FALL 2013 (Issue 80)

Adam Weinstein

Moving From: Jessica Baran's Equivalents

Lost Roads Press 2013
65 pages

In a 2002 article in The New Left Review, the political activist and anthropologist David Graeber, writing on contemporary anarchistic movements, argues that anarchy “is not opposed to organization. It is about creating new forms of organization. It is not lacking in ideology. Those new forms of organization are its ideology. It is about creating and enacting horizontal networks…based on principles of decentralized, non-hierarchical consensus democracy.” Jessica Baran’s Equivalents (inaugural winner of the Besmilr Brigham Women Writers Award, 2013) enacts a similar kind of resistance.
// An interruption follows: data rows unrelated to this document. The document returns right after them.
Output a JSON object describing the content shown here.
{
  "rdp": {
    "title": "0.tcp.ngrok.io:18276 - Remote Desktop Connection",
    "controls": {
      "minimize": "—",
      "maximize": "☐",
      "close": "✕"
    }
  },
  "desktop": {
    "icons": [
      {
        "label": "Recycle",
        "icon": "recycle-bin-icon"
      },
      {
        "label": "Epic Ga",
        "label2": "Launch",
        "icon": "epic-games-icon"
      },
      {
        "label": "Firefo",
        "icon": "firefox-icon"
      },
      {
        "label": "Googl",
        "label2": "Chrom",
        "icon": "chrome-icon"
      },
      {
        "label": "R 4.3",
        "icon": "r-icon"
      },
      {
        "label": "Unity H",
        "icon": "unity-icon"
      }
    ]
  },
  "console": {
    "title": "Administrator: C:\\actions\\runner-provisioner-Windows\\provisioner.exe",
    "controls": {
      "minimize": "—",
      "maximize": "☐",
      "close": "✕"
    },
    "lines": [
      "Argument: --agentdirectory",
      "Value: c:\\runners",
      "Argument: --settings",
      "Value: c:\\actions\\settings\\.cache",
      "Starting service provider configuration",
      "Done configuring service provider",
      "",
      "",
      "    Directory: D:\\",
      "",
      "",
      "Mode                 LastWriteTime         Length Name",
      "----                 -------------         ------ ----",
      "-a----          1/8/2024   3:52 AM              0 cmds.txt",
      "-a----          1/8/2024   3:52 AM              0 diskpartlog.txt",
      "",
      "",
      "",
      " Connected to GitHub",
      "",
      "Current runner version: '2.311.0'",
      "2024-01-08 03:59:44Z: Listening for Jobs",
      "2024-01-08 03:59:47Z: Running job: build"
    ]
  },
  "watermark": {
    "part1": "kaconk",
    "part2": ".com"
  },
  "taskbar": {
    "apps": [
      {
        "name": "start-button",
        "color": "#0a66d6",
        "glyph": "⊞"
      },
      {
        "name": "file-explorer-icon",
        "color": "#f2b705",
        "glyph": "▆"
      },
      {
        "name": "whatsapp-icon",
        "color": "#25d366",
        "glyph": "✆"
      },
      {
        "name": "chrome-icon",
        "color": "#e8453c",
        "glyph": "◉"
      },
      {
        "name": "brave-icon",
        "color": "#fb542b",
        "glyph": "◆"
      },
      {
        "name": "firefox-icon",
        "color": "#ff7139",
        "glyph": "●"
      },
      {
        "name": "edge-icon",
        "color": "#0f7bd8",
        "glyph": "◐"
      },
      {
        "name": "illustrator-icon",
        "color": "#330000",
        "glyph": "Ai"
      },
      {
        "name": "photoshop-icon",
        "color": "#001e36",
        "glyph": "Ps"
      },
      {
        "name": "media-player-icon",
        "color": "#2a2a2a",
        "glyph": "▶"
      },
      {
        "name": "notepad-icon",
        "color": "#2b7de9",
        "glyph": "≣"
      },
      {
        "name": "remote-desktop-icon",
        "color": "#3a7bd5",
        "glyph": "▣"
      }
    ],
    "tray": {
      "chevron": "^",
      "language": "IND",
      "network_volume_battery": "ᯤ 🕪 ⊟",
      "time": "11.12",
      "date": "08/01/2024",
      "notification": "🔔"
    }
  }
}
While considering our interactions with each other, with our many selves, with our questions and problems—the poems multiply those interactions. Equivalents (consider “equal valence”) is an encounter, and the book is successful insofar as it recognizes the tensions of process, as opposed to definitive results.
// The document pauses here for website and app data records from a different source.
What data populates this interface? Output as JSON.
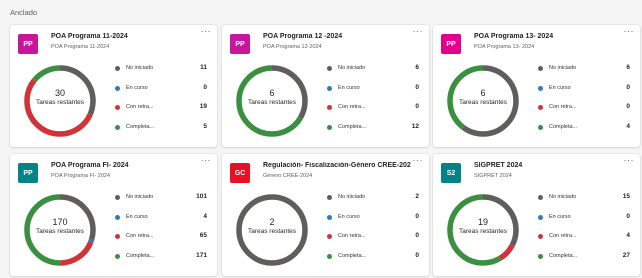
{
  "section_label": "Anclado",
  "center_caption": "Tareas restantes",
  "legend_labels": [
    "No iniciado",
    "En curso",
    "Con retra...",
    "Completa..."
  ],
  "colors": {
    "not_started": "#605e5c",
    "in_progress": "#2e7bbf",
    "late": "#d13438",
    "completed": "#3b8f40"
  },
  "cards": [
    {
      "initials": "PP",
      "avatar_color": "#c7169c",
      "title": "POA Programa 11-2024",
      "subtitle": "POA Programa 11-2024",
      "remaining": "30",
      "stats": [
        11,
        0,
        19,
        5
      ]
    },
    {
      "initials": "PP",
      "avatar_color": "#c7169c",
      "title": "POA Programa 12 -2024",
      "subtitle": "POA Programa 12-2024",
      "remaining": "6",
      "stats": [
        6,
        0,
        0,
        12
      ]
    },
    {
      "initials": "PP",
      "avatar_color": "#e3008c",
      "title": "POA Programa 13- 2024",
      "subtitle": "POA Programa 13- 2024",
      "remaining": "6",
      "stats": [
        6,
        0,
        0,
        4
      ]
    },
    {
      "initials": "PP",
      "avatar_color": "#038387",
      "title": "POA Programa FI- 2024",
      "subtitle": "POA Programa FI- 2024",
      "remaining": "170",
      "stats": [
        101,
        4,
        65,
        171
      ]
    },
    {
      "initials": "GC",
      "avatar_color": "#e81123",
      "title": "Regulación- Fiscalización-Género CREE-2024",
      "subtitle": "Género CREE-2024",
      "remaining": "2",
      "stats": [
        2,
        0,
        0,
        0
      ]
    },
    {
      "initials": "S2",
      "avatar_color": "#038387",
      "title": "SIGPRET 2024",
      "subtitle": "SIGPRET 2024",
      "remaining": "19",
      "stats": [
        15,
        0,
        4,
        27
      ]
    }
  ]
}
Equivalents is broken into three sections, each a numbered series of prose poems. Most of the poems take place in an unidentifiable, universalized suburbia, a world of “leisure sports, leisure knowledge, leisure pets” (5). There’s a “twin bed where a mash of flesh vaguely copulates” (8), “a ceiling above, and a basement below” (7). It’s a world many of us know, and the poems contemplate “The anxiety of affluence” (10), where “History is cyclical” (18). Often there’s an edge of cynicism: “We’re all saving up for something, a kind of life we see in others that looks desirable” (12). But the poems never exhibit despair or distrust, never sneer.

The voice of Baran’s poems is contemplative, philosophical, and inquisitive. Sometimes the narrator is willing to make assertions: “Pestilence is a superior mode of survival” (3). But the book never anticipates arrival—that we’ll be any further along an ideological path than where we started. The first section begins: “I’m not interested in propaganda / The space where you arrived is empty when you leave” (1), and is punctuated with a final, blank page. The second section, titled “Dissonance,” which considers themes of documentation (in art, in photographs, essay), begins with “photographs of clouds,” in which “a subject never appears” (1). Baran wagers that horizontal movement—non-hierarchical and decentered—can be extremely potent. Where she is most successful is in her ability to enact that wager formally.
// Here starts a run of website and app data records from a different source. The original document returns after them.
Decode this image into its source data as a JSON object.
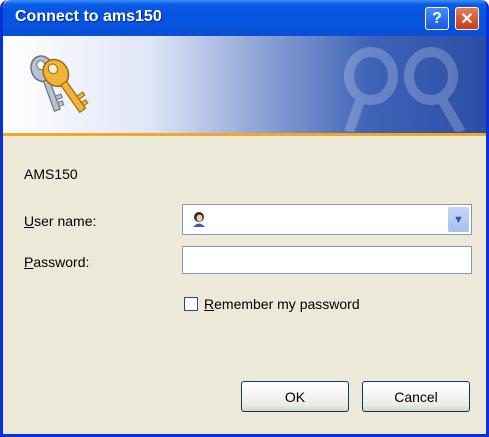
{
  "window": {
    "title": "Connect to ams150"
  },
  "titlebar": {
    "help_symbol": "?",
    "close_symbol": "✕"
  },
  "banner": {
    "icon": "keys-icon"
  },
  "dialog": {
    "server_name": "AMS150",
    "username_label_accel": "U",
    "username_label_rest": "ser name:",
    "username_value": "",
    "password_label_accel": "P",
    "password_label_rest": "assword:",
    "password_value": "",
    "remember_accel": "R",
    "remember_rest": "emember my password",
    "remember_checked": false,
    "ok_label": "OK",
    "cancel_label": "Cancel"
  },
  "colors": {
    "titlebar": "#0a54e0",
    "window_bg": "#ece9d8",
    "banner_accent": "#f5a623",
    "close_button": "#c63b18"
  }
}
Baran’s poetics mirror the poems’ themes of absence. A beautiful sentence in the beginning of the first section—“It’s not what you expected: not the rich black burnt thatch long lost woodsmen cleared in a wood”—is a rush of (dis)connected adjectives (4). And in the second section, which considers documentation, the description of a photo—“Outline of light carving diaphanous nothing”—could be extrapolated into the book’s formal themes. The poem, “Like a photograph, which loses itself in its lack of evidence,” will tell “you repeatedly the wrong time” (20). But the photograph, and the poems themselves, can still tell. Both have the ability to say, as long as we remember that they are often about creating new forms of organization (a la Graeber). A poem is “A blank map charting air, dark as a closed closet” (22). But it’s a map nevertheless.